A fuller understanding of the present invention will be achieved upon consideration of the following detailed description of a preferred, but nonetheless illustrative embodiment thereof, when reviewed in conjunction with the annexed drawings, wherein:
As further depicted in
Counterweight plate 30 is of elongated construction, having an upwardly-extending vertical mounting flange 34 at a first end and a tri-rail mounting assembly 36 proximate a second end. The mounting flange 34 is constructed and dimensioned to accept the lower end of lone counterweight rail 18, which may be mounted thereto by bolts through mounting bores 38 with the bottom end of the rail resting on the counterweight plate. The tri-rail mounting assembly 36 preferably comprises a pair of spaced upright mounting flanges 42, 44 to respectively mount the machine installation tool rail and counterweight rails 22, 24, the flanges being joined at their upper ends by transverse member 46. Preferably, flanges 42, 44 and transverse member 46 may be formed as a unitary inverted U-shaped member, welded or otherwise rigidly mounted to the plate 30.
Located between flange 34 and tri-rail mounting assembly 36 is buffer plate 40, which is similarly mounted to the counterweight pit plate 30 and serves as a pad for attachment of a buffer, such as spring buffer 48, as depicted in
In order to allow precise interconnection between the counterweight and car pit plates, the counterweight pit plate 30 is provided with first and second pairs of joining flanges 54, located on opposed sides of the plate adjacent to the tri-rail mounting assembly 36. Each of the joining flanges 54 has an outwardly-directed face or surface 56 which is located to be parallel with the main longitudinal axis of the counterweight pit plate.
Car pit plate 32 is also of extended length, has upturned side edge portions 58 and is designed and constructed to accept the lone car rail 16 at a first end.

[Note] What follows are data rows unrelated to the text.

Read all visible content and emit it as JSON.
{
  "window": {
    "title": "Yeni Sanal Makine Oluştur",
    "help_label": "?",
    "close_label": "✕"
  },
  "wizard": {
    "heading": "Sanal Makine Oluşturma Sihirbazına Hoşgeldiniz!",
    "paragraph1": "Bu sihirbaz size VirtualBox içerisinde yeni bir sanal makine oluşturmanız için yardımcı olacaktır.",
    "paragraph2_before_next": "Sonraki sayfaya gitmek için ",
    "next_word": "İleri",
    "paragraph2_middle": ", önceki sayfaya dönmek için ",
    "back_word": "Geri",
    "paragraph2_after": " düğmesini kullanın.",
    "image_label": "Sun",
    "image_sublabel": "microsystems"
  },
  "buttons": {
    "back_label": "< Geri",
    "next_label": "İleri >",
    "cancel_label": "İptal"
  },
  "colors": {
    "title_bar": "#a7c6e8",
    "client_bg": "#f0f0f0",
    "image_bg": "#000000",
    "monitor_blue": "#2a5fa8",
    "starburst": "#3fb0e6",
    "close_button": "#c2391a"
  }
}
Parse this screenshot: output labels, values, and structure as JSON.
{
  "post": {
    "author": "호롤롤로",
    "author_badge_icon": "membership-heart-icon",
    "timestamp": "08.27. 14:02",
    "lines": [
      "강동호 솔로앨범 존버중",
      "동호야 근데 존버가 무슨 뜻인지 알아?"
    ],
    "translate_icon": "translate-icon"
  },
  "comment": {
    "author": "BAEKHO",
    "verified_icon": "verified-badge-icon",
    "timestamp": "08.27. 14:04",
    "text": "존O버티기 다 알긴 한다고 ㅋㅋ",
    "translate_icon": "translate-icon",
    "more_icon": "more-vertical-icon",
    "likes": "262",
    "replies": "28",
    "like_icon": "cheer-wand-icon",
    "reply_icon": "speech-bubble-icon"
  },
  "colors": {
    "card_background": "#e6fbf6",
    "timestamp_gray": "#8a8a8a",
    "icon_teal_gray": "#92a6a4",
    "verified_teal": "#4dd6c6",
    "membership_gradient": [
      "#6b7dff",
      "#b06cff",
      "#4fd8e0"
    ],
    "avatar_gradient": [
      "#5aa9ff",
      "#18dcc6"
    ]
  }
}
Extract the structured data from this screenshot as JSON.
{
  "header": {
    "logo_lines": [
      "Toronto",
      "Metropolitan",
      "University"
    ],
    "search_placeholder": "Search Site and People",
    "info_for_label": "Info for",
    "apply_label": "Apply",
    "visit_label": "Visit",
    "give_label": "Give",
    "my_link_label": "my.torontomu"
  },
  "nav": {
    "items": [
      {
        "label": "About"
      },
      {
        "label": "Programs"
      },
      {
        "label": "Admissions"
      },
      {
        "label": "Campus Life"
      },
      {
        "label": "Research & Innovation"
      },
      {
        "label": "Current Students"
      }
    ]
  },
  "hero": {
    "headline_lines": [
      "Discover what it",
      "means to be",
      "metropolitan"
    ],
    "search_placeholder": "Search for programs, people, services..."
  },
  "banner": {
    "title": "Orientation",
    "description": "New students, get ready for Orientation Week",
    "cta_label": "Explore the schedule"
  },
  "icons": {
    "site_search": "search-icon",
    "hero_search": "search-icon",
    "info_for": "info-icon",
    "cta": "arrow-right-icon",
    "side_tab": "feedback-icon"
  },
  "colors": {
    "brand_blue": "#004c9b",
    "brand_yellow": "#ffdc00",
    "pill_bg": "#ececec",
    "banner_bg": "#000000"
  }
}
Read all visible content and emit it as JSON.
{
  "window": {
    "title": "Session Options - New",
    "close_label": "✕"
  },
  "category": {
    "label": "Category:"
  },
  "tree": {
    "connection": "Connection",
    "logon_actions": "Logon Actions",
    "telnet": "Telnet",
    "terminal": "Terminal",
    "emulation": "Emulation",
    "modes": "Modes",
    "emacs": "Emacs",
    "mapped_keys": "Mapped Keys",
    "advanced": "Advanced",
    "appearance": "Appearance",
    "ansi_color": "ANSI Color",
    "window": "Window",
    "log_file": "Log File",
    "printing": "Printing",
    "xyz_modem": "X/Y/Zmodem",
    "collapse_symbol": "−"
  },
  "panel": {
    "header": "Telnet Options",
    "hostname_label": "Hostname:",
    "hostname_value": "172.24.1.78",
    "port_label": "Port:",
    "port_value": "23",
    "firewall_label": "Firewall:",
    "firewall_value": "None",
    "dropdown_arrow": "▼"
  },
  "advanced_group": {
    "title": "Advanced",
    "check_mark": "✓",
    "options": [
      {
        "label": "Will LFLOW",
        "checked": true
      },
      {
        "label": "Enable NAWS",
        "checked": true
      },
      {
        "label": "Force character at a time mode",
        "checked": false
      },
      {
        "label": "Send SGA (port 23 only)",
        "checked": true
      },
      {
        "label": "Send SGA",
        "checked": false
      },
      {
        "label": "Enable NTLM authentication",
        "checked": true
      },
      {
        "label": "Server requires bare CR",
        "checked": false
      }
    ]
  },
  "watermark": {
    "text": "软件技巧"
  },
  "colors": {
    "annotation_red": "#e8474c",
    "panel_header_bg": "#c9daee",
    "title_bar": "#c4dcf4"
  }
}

The plate is also adapted to join to the counterweight pit plate 30 in a precise, right-angle configuration, thus insuring that the tri-rail rails, lone counterweight rail, and lone car rail are precisely located and positioned with respect to each other.
To accomplish this end, the car pit plate 32 is provided with a pair of car rail mounting flanges 62 at its first end, and a pair of plate joining flanges 60 at its second end. The plate joining flanges 60 extend upwardly at a precise right angle to the plane and major longitudinal axis of the car pit plate 32 and are provided with carefully milled surfaces 64 which establish the desired right angle relationship between the counterweight and car pit plates. Each of the joining flanges 60, along with the joining flanges 54 on counterweight pit plate 30, are provided with mounting bores 66 which allow the joining flanges, and thus the pit plates, to be rigidly joined together into the desired L-shaped configuration as depicted in
The car rail mounting flanges 62 are similarly provided with bores 68 to accommodate mating bores at the lower end of the lone car rail 16. A buffer mounting plate 40 is located along the length of the car pit plate 32, providing a mount for a second buffer 48.
Because of the symmetrical nature of the joining flanges 54 along the opposed sides of counterweight pit plate 30, the two pit plates may be joined together in both “right-handed” and “left-handed” configurations, as suggested by